Railcar shortages and bottlenecks at local grain elevators have resulted in a big increase in on-farm grain storage in recent years. With the large wheat crop that much of South Dakota enjoyed, and the prospects of a good row crop in the field, many of those new bins will be used this fall. Other than small bins for special purposes, of which newer structures are often hopper bottom models, most new bins are quite large. As grain bin capacity goes up, the risk associated with grain going out of condition increases dramatically, and actually the potential for grain stored in them can be much greater.
The foundation of safely storing grain is moisture content, and growers are usually familiar with the recommended levels for the crops they raise. For short-term storage (less than 6 months), the following moisture contents are the maximum recommended: corn – 15.5%, edible beans – 15%, millet – 10%, sorghum/milo – 13.5%, soybean – 13%, non-oil sunflower – 11%, and oil sunflower – 10%. For long-term storage (longer than 6 months), the maximum levels are lower: corn – 13%, edible beans – 13%, millet – 9%, sorghum/milo – 13%, soybean – 11%, non-oil sunflower – 10%, and oil sunflower – 8%.
The other factor that determines how long grain can be stored safely is temperature, and the combination of the two determines “allowable storage time.” Allowable storage time is defined as the length of time that grain with normal harvest damage can be stored with no more than 0.5% dry matter loss. If harvest damage is greater than normal, grain can spoil 2 to 5 times faster, i.e. allowable storage time for damaged grain can be half or less of the time listed for undamaged grain. Shelled corn at 20% moisture and 60 degrees F can be stored without excessive storage loss for 28 days. If that corn is cooled to 50 degrees F, one could expect to store it safely for 50 days. Dry the corn to 18% moisture and at 60 degrees F, it could be stored for 57 days.
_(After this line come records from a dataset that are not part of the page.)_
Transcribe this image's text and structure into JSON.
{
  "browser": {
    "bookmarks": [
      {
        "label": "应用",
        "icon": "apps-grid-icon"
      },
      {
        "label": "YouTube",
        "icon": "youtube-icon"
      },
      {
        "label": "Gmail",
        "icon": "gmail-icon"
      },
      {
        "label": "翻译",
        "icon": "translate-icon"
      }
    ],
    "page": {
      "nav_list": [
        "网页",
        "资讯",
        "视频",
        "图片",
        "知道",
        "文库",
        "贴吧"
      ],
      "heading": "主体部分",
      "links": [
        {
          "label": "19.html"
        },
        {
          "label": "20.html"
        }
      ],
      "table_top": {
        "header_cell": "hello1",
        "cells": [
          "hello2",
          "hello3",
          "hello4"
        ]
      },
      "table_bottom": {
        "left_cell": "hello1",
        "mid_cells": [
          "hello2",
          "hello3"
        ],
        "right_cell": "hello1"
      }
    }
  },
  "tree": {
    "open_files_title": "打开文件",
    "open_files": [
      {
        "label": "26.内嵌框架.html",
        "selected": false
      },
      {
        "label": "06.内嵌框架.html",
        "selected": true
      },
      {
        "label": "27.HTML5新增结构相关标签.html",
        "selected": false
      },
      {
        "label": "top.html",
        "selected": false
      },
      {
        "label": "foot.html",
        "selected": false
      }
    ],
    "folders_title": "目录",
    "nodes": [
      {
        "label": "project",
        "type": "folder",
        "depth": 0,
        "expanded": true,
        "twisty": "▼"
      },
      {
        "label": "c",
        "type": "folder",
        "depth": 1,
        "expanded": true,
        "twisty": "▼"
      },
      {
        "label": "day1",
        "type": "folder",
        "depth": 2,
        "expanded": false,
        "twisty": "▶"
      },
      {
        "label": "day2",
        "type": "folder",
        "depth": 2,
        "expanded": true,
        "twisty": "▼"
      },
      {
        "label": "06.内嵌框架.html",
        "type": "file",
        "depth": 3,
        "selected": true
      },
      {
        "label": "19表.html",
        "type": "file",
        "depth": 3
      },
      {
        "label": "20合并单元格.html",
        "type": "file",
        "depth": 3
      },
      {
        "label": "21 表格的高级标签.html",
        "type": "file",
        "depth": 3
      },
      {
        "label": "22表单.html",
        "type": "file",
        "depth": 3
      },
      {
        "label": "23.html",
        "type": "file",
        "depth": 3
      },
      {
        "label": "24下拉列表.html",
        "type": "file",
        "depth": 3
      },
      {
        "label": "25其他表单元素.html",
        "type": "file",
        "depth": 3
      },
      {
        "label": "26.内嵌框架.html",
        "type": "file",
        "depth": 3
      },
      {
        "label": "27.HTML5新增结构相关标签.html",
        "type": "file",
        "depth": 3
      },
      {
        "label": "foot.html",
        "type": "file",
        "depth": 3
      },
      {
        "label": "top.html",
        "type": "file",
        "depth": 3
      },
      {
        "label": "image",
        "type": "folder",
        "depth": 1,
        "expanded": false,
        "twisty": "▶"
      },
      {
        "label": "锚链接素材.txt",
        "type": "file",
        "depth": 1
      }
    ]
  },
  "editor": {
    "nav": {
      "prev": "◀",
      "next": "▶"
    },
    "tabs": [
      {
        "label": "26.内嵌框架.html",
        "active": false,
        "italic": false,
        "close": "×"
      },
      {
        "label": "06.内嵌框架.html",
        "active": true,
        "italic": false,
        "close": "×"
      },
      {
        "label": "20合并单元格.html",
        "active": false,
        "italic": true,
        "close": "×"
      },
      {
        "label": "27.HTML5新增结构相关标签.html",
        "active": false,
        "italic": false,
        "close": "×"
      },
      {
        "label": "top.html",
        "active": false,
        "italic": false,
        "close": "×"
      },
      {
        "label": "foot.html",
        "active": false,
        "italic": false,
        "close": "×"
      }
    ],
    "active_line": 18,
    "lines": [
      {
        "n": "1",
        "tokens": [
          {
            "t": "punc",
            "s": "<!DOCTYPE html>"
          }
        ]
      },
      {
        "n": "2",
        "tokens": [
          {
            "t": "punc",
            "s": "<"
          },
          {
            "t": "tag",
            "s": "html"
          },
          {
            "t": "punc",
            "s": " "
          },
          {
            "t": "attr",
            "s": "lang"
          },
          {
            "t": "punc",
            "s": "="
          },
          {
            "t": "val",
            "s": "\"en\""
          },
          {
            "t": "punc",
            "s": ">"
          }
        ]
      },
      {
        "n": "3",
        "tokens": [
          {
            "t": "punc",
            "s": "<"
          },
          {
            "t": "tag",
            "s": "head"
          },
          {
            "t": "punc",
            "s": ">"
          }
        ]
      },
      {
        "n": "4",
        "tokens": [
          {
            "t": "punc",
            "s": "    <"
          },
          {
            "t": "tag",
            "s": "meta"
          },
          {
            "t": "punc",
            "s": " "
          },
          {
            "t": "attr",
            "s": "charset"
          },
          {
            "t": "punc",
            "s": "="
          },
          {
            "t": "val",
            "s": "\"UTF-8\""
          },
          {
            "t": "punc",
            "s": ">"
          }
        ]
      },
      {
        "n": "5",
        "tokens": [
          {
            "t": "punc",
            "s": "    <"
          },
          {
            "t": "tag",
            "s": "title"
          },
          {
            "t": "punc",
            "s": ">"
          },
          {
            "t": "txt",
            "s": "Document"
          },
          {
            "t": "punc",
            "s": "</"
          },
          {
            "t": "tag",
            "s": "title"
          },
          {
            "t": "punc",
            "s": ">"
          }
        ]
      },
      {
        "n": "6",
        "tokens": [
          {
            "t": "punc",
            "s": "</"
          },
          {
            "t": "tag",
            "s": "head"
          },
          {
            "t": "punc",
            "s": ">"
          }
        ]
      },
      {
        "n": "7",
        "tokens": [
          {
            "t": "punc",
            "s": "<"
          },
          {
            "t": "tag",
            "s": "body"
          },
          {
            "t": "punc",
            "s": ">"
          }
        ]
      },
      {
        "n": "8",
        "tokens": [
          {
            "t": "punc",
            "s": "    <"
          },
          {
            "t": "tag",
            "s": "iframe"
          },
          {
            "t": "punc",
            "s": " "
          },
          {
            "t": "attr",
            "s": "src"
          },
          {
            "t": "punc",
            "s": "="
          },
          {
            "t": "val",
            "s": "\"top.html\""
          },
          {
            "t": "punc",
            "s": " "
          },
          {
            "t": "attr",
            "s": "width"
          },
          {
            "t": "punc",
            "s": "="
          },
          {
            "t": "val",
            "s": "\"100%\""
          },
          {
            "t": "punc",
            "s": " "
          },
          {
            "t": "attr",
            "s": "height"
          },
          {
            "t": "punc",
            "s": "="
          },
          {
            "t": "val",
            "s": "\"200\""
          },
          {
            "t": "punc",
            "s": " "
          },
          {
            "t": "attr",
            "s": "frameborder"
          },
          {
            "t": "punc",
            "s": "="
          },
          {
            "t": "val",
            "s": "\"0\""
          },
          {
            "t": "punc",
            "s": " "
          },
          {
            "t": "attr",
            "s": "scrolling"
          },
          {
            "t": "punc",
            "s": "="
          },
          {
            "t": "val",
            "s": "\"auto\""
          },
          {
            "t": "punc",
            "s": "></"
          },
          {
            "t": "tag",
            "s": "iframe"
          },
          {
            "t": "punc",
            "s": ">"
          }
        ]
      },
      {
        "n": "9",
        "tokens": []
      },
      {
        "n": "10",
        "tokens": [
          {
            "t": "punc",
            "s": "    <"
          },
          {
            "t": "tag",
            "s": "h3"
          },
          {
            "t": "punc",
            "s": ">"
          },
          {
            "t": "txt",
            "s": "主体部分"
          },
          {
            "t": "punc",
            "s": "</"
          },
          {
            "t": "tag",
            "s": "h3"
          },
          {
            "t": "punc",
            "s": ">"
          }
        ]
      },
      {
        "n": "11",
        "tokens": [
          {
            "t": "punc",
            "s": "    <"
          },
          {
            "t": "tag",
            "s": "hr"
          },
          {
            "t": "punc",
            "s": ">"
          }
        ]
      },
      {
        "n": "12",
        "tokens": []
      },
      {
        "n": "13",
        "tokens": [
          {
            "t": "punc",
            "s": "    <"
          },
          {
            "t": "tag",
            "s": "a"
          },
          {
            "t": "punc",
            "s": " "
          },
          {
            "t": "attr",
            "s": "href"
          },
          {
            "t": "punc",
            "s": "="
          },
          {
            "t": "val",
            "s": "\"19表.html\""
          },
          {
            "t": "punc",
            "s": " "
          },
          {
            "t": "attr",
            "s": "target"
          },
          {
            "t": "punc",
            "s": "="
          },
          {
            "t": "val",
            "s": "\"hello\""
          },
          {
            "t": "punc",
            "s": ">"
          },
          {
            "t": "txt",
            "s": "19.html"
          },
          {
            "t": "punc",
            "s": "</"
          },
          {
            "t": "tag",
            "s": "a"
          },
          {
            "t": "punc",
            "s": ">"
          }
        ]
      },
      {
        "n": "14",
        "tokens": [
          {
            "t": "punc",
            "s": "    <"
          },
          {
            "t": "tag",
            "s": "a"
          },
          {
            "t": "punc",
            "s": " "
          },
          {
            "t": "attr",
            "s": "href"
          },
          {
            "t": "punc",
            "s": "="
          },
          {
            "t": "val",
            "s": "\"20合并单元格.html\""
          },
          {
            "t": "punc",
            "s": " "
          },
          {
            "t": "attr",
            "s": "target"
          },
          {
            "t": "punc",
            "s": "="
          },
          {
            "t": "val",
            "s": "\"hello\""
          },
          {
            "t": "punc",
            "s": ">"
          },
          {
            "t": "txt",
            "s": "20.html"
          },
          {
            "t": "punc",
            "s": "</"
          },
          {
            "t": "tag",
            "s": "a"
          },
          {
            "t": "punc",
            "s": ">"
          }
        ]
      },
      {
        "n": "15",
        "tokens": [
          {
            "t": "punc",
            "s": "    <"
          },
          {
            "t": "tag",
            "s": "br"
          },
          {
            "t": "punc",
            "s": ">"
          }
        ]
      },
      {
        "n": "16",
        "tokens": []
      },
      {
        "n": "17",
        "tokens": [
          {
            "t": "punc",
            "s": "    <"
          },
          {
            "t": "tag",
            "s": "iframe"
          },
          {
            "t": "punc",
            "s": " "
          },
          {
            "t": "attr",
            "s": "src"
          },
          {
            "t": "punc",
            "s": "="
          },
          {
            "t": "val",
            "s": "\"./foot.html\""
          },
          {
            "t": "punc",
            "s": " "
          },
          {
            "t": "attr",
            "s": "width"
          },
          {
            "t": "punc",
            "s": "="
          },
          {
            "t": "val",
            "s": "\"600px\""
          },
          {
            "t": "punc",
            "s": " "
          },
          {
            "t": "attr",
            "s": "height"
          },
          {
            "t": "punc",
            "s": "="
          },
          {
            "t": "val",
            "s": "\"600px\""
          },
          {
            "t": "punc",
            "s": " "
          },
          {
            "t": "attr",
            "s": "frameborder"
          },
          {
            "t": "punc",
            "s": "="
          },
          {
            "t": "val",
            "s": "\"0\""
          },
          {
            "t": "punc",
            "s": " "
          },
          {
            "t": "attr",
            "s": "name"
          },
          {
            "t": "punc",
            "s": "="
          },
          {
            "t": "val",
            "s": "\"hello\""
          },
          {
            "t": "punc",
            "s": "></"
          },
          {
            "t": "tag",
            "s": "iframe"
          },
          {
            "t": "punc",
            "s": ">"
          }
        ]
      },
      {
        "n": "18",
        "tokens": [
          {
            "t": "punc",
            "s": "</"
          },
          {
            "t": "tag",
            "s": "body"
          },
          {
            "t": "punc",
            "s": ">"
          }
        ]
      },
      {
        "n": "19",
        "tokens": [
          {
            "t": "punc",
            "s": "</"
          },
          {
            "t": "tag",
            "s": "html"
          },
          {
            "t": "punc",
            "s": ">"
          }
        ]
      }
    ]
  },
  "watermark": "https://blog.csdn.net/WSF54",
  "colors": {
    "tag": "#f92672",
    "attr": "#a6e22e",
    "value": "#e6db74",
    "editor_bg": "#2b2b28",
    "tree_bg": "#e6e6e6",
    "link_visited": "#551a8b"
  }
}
Cooling is often accomplished with aeration fans, and can be done with airflow as low as 1/10 cfm (cubic feet per minute) per bushel or less if allowable storage time is great enough. At 1/10 cfm per bushel, it will take about 120 hours to cool grain with a 20 degree temperature differential (60 degrees F to 40 degrees F). Doubling the airflow rate to 1/5 cfm per bushel will cut the time required in half, etc. Airflow rates below 1 cfm per bushel should not be expected to dry grain, only cool it. Airflow rates of 1 cfm per bushel or higher will dry grain to the equilibrium moisture content of the air temperature and the relative humidity without additional heat, i.e. natural air drying. For example, with an average daily temperature of 50 degrees F and an average relative humidity of 65%, corn will ultimately dry to 14.8%, but this also takes time.
There is often debate as to whether one should push air up through a bin or suck air down. If aerating, suction will cool off the top of the grain mass first and reduce insect activity in the top layer of the grain mass due to the lower temperature. If trying to accomplish natural air drying, it is important to note that air will be warmed 4 to 5 degrees as it passes through the fan if operating at a static pressure of 6 to 7 inches. Warming the air 5 degrees reduces the relative humidity about 10%, allowing the grain to be dried to a lower moisture content. For more information, visit the NDSU website: www.ag.ndsu.edu/graindrying.